Action item
Give back the full set of entries exactly, keeping each line intact.

Input for this task
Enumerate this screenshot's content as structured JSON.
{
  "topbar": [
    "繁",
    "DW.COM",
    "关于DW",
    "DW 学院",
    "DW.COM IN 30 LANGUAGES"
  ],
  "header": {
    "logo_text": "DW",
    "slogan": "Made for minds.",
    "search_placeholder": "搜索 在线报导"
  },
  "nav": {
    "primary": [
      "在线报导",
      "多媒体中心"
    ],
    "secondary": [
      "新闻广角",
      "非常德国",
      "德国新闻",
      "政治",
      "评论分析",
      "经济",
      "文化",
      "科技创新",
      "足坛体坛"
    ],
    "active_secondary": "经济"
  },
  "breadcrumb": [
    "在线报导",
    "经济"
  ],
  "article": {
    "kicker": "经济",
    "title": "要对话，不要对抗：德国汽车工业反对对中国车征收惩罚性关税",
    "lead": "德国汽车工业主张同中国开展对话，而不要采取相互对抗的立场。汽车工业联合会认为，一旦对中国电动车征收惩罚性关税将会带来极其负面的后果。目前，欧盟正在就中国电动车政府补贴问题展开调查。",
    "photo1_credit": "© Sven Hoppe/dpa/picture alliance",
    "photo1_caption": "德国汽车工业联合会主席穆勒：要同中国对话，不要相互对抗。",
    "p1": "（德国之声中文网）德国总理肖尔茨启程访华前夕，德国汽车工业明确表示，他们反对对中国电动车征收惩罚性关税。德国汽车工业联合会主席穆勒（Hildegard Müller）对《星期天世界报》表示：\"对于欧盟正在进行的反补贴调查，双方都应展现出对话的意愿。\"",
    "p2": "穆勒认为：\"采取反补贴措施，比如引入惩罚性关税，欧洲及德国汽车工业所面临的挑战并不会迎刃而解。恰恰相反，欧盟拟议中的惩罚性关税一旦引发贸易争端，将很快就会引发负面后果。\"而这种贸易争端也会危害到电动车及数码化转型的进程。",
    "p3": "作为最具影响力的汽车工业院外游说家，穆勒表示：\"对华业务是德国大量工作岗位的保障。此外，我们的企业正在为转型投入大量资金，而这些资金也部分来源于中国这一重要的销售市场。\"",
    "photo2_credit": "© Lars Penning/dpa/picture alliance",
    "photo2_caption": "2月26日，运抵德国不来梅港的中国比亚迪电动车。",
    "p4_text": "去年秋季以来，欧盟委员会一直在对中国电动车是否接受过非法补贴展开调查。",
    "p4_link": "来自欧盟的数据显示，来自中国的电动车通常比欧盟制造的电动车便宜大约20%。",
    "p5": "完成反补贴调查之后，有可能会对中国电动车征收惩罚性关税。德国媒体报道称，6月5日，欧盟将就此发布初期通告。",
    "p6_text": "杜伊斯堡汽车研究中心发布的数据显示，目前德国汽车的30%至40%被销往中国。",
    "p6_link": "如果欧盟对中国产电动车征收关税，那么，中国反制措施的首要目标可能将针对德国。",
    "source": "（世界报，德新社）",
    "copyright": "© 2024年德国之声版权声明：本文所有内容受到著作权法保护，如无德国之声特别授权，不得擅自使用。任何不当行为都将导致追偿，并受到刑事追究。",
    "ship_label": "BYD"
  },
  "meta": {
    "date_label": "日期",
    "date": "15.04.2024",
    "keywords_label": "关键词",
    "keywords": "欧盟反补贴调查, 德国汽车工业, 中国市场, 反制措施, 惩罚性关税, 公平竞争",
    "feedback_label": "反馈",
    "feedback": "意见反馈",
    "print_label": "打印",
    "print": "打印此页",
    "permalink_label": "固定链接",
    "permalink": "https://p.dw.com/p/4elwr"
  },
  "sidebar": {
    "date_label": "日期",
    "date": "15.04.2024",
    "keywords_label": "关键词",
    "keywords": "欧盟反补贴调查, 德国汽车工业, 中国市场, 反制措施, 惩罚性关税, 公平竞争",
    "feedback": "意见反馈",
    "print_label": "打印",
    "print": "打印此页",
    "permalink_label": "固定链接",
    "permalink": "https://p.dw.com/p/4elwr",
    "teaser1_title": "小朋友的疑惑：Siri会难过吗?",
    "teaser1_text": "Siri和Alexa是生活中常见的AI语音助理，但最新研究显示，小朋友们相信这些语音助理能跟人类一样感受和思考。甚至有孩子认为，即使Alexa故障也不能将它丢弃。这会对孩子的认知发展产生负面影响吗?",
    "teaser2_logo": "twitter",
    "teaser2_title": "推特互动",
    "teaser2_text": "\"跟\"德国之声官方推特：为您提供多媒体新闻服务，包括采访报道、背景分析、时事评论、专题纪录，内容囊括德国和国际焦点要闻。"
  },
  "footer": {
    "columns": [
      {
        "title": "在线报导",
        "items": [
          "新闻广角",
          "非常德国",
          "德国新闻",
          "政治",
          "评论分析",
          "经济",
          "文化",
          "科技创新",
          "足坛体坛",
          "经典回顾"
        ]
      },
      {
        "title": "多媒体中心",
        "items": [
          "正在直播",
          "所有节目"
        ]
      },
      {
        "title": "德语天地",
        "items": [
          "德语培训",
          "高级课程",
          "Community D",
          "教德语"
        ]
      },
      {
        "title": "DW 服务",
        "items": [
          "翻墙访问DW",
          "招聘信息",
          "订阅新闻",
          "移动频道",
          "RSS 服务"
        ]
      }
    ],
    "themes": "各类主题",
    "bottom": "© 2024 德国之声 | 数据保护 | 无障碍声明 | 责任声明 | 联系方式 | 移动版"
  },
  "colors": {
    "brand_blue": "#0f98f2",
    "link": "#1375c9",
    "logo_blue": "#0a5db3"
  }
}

Response box
Enumerate this screenshot's content as structured JSON.
{
  "topbar": [
    "繁",
    "DW.COM",
    "关于DW",
    "DW 学院",
    "DW.COM IN 30 LANGUAGES"
  ],
  "header": {
    "logo_text": "DW",
    "slogan": "Made for minds.",
    "search_placeholder": "搜索 在线报导"
  },
  "nav": {
    "primary": [
      "在线报导",
      "多媒体中心"
    ],
    "secondary": [
      "新闻广角",
      "非常德国",
      "德国新闻",
      "政治",
      "评论分析",
      "经济",
      "文化",
      "科技创新",
      "足坛体坛"
    ],
    "active_secondary": "经济"
  },
  "breadcrumb": [
    "在线报导",
    "经济"
  ],
  "article": {
    "kicker": "经济",
    "title": "要对话，不要对抗：德国汽车工业反对对中国车征收惩罚性关税",
    "lead": "德国汽车工业主张同中国开展对话，而不要采取相互对抗的立场。汽车工业联合会认为，一旦对中国电动车征收惩罚性关税将会带来极其负面的后果。目前，欧盟正在就中国电动车政府补贴问题展开调查。",
    "photo1_credit": "© Sven Hoppe/dpa/picture alliance",
    "photo1_caption": "德国汽车工业联合会主席穆勒：要同中国对话，不要相互对抗。",
    "p1": "（德国之声中文网）德国总理肖尔茨启程访华前夕，德国汽车工业明确表示，他们反对对中国电动车征收惩罚性关税。德国汽车工业联合会主席穆勒（Hildegard Müller）对《星期天世界报》表示：\"对于欧盟正在进行的反补贴调查，双方都应展现出对话的意愿。\"",
    "p2": "穆勒认为：\"采取反补贴措施，比如引入惩罚性关税，欧洲及德国汽车工业所面临的挑战并不会迎刃而解。恰恰相反，欧盟拟议中的惩罚性关税一旦引发贸易争端，将很快就会引发负面后果。\"而这种贸易争端也会危害到电动车及数码化转型的进程。",
    "p3": "作为最具影响力的汽车工业院外游说家，穆勒表示：\"对华业务是德国大量工作岗位的保障。此外，我们的企业正在为转型投入大量资金，而这些资金也部分来源于中国这一重要的销售市场。\"",
    "photo2_credit": "© Lars Penning/dpa/picture alliance",
    "photo2_caption": "2月26日，运抵德国不来梅港的中国比亚迪电动车。",
    "p4_text": "去年秋季以来，欧盟委员会一直在对中国电动车是否接受过非法补贴展开调查。",
    "p4_link": "来自欧盟的数据显示，来自中国的电动车通常比欧盟制造的电动车便宜大约20%。",
    "p5": "完成反补贴调查之后，有可能会对中国电动车征收惩罚性关税。德国媒体报道称，6月5日，欧盟将就此发布初期通告。",
    "p6_text": "杜伊斯堡汽车研究中心发布的数据显示，目前德国汽车的30%至40%被销往中国。",
    "p6_link": "如果欧盟对中国产电动车征收关税，那么，中国反制措施的首要目标可能将针对德国。",
    "source": "（世界报，德新社）",
    "copyright": "© 2024年德国之声版权声明：本文所有内容受到著作权法保护，如无德国之声特别授权，不得擅自使用。任何不当行为都将导致追偿，并受到刑事追究。",
    "ship_label": "BYD"
  },
  "meta": {
    "date_label": "日期",
    "date": "15.04.2024",
    "keywords_label": "关键词",
    "keywords": "欧盟反补贴调查, 德国汽车工业, 中国市场, 反制措施, 惩罚性关税, 公平竞争",
    "feedback_label": "反馈",
    "feedback": "意见反馈",
    "print_label": "打印",
    "print": "打印此页",
    "permalink_label": "固定链接",
    "permalink": "https://p.dw.com/p/4elwr"
  },
  "sidebar": {
    "date_label": "日期",
    "date": "15.04.2024",
    "keywords_label": "关键词",
    "keywords": "欧盟反补贴调查, 德国汽车工业, 中国市场, 反制措施, 惩罚性关税, 公平竞争",
    "feedback": "意见反馈",
    "print_label": "打印",
    "print": "打印此页",
    "permalink_label": "固定链接",
    "permalink": "https://p.dw.com/p/4elwr",
    "teaser1_title": "小朋友的疑惑：Siri会难过吗?",
    "teaser1_text": "Siri和Alexa是生活中常见的AI语音助理，但最新研究显示，小朋友们相信这些语音助理能跟人类一样感受和思考。甚至有孩子认为，即使Alexa故障也不能将它丢弃。这会对孩子的认知发展产生负面影响吗?",
    "teaser2_logo": "twitter",
    "teaser2_title": "推特互动",
    "teaser2_text": "\"跟\"德国之声官方推特：为您提供多媒体新闻服务，包括采访报道、背景分析、时事评论、专题纪录，内容囊括德国和国际焦点要闻。"
  },
  "footer": {
    "columns": [
      {
        "title": "在线报导",
        "items": [
          "新闻广角",
          "非常德国",
          "德国新闻",
          "政治",
          "评论分析",
          "经济",
          "文化",
          "科技创新",
          "足坛体坛",
          "经典回顾"
        ]
      },
      {
        "title": "多媒体中心",
        "items": [
          "正在直播",
          "所有节目"
        ]
      },
      {
        "title": "德语天地",
        "items": [
          "德语培训",
          "高级课程",
          "Community D",
          "教德语"
        ]
      },
      {
        "title": "DW 服务",
        "items": [
          "翻墙访问DW",
          "招聘信息",
          "订阅新闻",
          "移动频道",
          "RSS 服务"
        ]
      }
    ],
    "themes": "各类主题",
    "bottom": "© 2024 德国之声 | 数据保护 | 无障碍声明 | 责任声明 | 联系方式 | 移动版"
  },
  "colors": {
    "brand_blue": "#0f98f2",
    "link": "#1375c9",
    "logo_blue": "#0a5db3"
  }
}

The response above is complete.